GHS
The Globally Harmonised System of Classification and Labelling of Chemicals (GHS) is mandatory in Australia since 1 January 2017, with the exception of Victoria and Western Australia.

However, given chemicals brought into these two states will most likely be GHS labelled, knowledge of GHS will be required by persons handling GHS labelled chemicals (as with outbound chemicals to other states and for export).

Remember GHS applies to chemicals with hazards relating to one or more physical, health and environmental hazard classifications. For our detailed article on GHS refer to our 

Globally Harmonised System of Classification and Labelling of Chemicals article published in June 2016

What changes will affect your workplace?
  • There will be new labels on industrial chemical containers;
  • All Safety Data Sheets (SDS) will have changed (or should have changed) to reflect the new GHS Signal Words, Hazard and Precautionary Statements and Hazard Pictograms.

Ag and Vet chemical labels will remain largely unchanged at this stage. Also the coloured diamonds as prescribed by the Australian Dangerous Goods (ADG) code are retained for both transport requirements and for the placarding of storage areas and manifest information, aiding emergency services in the event of a fire or spill.

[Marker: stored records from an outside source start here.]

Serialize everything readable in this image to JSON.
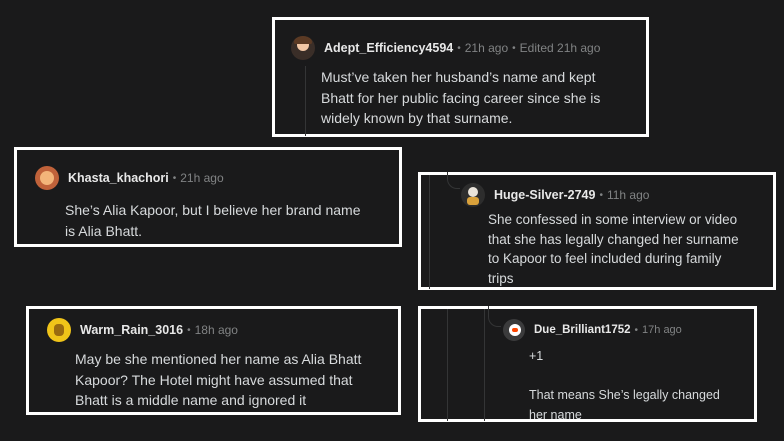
{
  "comments": [
    {
      "username": "Adept_Efficiency4594",
      "time": "21h ago",
      "edited": "Edited 21h ago",
      "avatar_icon": "avatar-icon",
      "lines": [
        "Must’ve taken her husband’s name and kept",
        "Bhatt for her public facing career since she is",
        "widely known by that surname."
      ]
    },
    {
      "username": "Khasta_khachori",
      "time": "21h ago",
      "avatar_icon": "avatar-icon",
      "lines": [
        "She’s Alia Kapoor, but I believe her brand name",
        "is Alia Bhatt."
      ]
    },
    {
      "username": "Huge-Silver-2749",
      "time": "11h ago",
      "avatar_icon": "avatar-icon",
      "lines": [
        "She confessed in some interview or video",
        "that she has legally changed her surname",
        "to Kapoor to feel included during family",
        "trips"
      ]
    },
    {
      "username": "Warm_Rain_3016",
      "time": "18h ago",
      "avatar_icon": "avatar-icon",
      "lines": [
        "May be she mentioned her name as Alia Bhatt",
        "Kapoor? The Hotel might have assumed that",
        "Bhatt is a middle name and ignored it"
      ]
    },
    {
      "username": "Due_Brilliant1752",
      "time": "17h ago",
      "avatar_icon": "avatar-icon",
      "lines": [
        "+1",
        "",
        "That means She’s legally changed",
        "her name"
      ]
    }
  ],
  "colors": {
    "background": "#1a1a1b",
    "border": "#ffffff",
    "text": "#d7dadc",
    "meta": "#818384",
    "thread": "#343536"
  }
}
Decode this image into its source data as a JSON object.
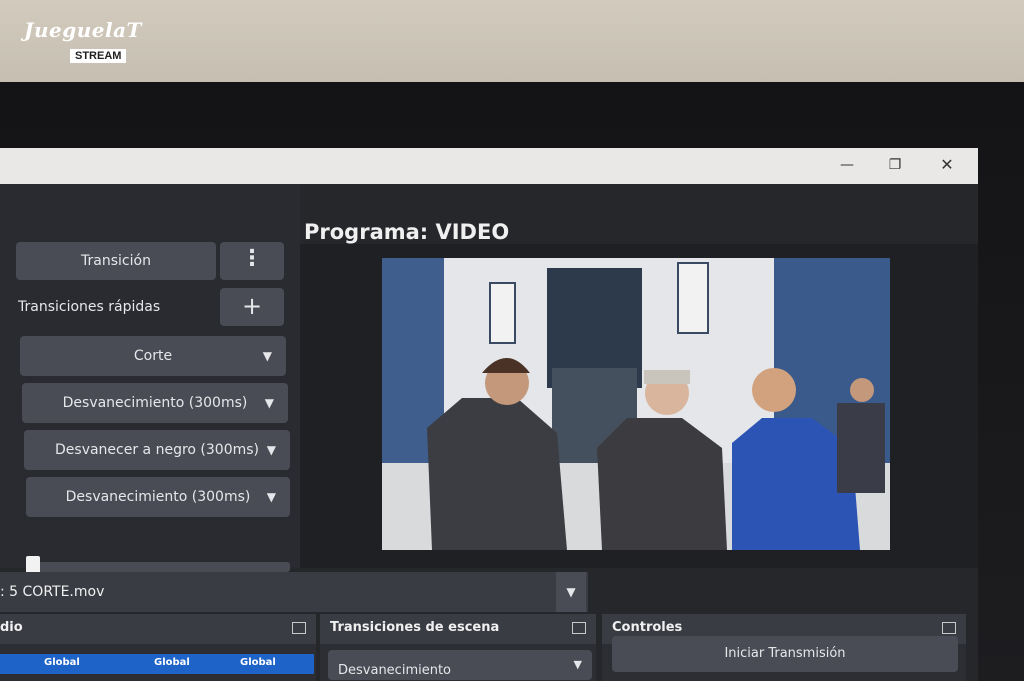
{
  "watermark": {
    "script": "JueguelaT",
    "badge": "STREAM"
  },
  "window": {
    "minimize_icon": "minimize-icon",
    "maximize_icon": "restore-icon",
    "close_icon": "close-icon"
  },
  "transitions": {
    "transition_button": "Transición",
    "quick_label": "Transiciones rápidas",
    "items": [
      "Corte",
      "Desvanecimiento (300ms)",
      "Desvanecer a negro (300ms)",
      "Desvanecimiento (300ms)"
    ]
  },
  "program": {
    "title": "Programa: VIDEO"
  },
  "media": {
    "label": ": 5 CORTE.mov"
  },
  "docks": {
    "audio": {
      "title": "dio",
      "columns": [
        "Global",
        "Global",
        "Global"
      ]
    },
    "scene_transitions": {
      "title": "Transiciones de escena",
      "selected": "Desvanecimiento"
    },
    "controls": {
      "title": "Controles",
      "start_stream": "Iniciar Transmisión"
    }
  }
}
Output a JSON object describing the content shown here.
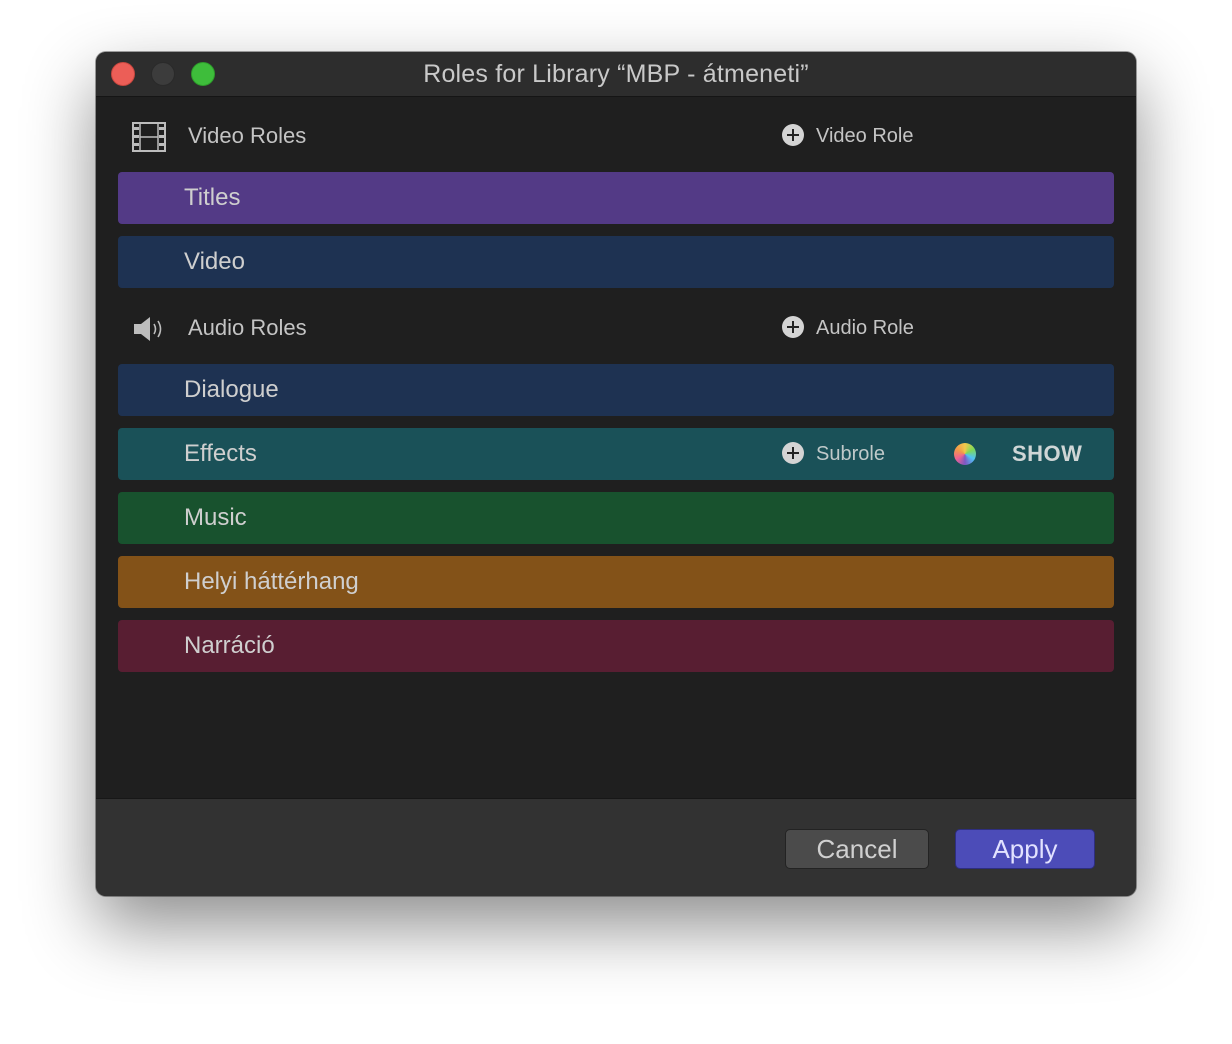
{
  "window": {
    "title": "Roles for Library “MBP - átmeneti”"
  },
  "video_section": {
    "label": "Video Roles",
    "icon": "film-strip-icon",
    "add_label": "Video Role",
    "roles": [
      {
        "label": "Titles",
        "color": "#533a86"
      },
      {
        "label": "Video",
        "color": "#1e3252"
      }
    ]
  },
  "audio_section": {
    "label": "Audio Roles",
    "icon": "speaker-icon",
    "add_label": "Audio Role",
    "roles": [
      {
        "label": "Dialogue",
        "color": "#1e3252"
      },
      {
        "label": "Effects",
        "color": "#1a5158",
        "subrole_label": "Subrole",
        "show_label": "SHOW"
      },
      {
        "label": "Music",
        "color": "#18522e"
      },
      {
        "label": "Helyi háttérhang",
        "color": "#835218"
      },
      {
        "label": "Narráció",
        "color": "#581e32"
      }
    ]
  },
  "footer": {
    "cancel_label": "Cancel",
    "apply_label": "Apply"
  }
}
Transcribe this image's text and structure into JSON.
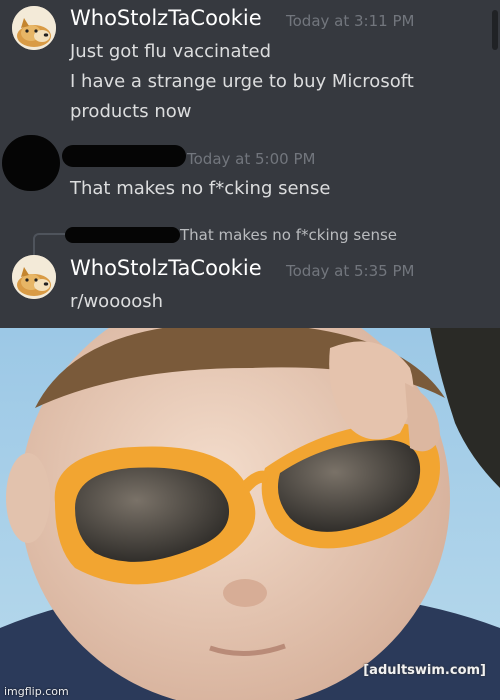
{
  "messages": [
    {
      "author": "WhoStolzTaCookie",
      "timestamp": "Today at 3:11 PM",
      "lines": [
        "Just got flu vaccinated",
        "I have a strange urge to buy Microsoft",
        "products now"
      ]
    },
    {
      "author": "",
      "timestamp": "Today at 5:00 PM",
      "lines": [
        "That makes no f*cking sense"
      ]
    },
    {
      "reply_to": "That makes no f*cking sense",
      "author": "WhoStolzTaCookie",
      "timestamp": "Today at 5:35 PM",
      "lines": [
        "r/woooosh"
      ]
    }
  ],
  "photo": {
    "caption": "[adultswim.com]",
    "watermark": "imgflip.com",
    "icon": "sunglasses-kid-photo"
  },
  "colors": {
    "background": "#36393f",
    "author": "#ffffff",
    "timestamp": "#72767d",
    "message": "#dcddde",
    "sunglasses": "#f2a531"
  }
}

Strategy for 2017
  • Only purchase industrial chemical products that are GHS compliant (liase with your reseller concerning AgVet chemical products);
  • Use up all non GHS stock before ordering in new products, or where long lead times apply for deliveries in remote areas, keep newly purchased GHS compliant stock on shelving behind existing older stock ( i.e. rotate stock);
  • Update your Hazardous Chemical register with all new GHS compliant purchases given a tick for compliance and older stock given a cross to denote non-compliance for your records;             
  • For all hazardous chemicals, ensure that you have the latest GHS compliant SDS which will probably mean they will be written late 2016 or reflect the changes as described above; 
  • Review the new GHS compliant SDS’s to ensure appropriate risk management processes are in place;
  • Ensure all workers have awareness training in GHS and how this alters the information contained in the new SDS’s. 
The transition to GHS needn’t be a problematic change for you and your workplace.
Follow the guidance in this article and should you or your workplace and staff need to know more about GHS and Chemicals labelling, you can enrol in the ChemCert AQF3 Chemical Accreditation course.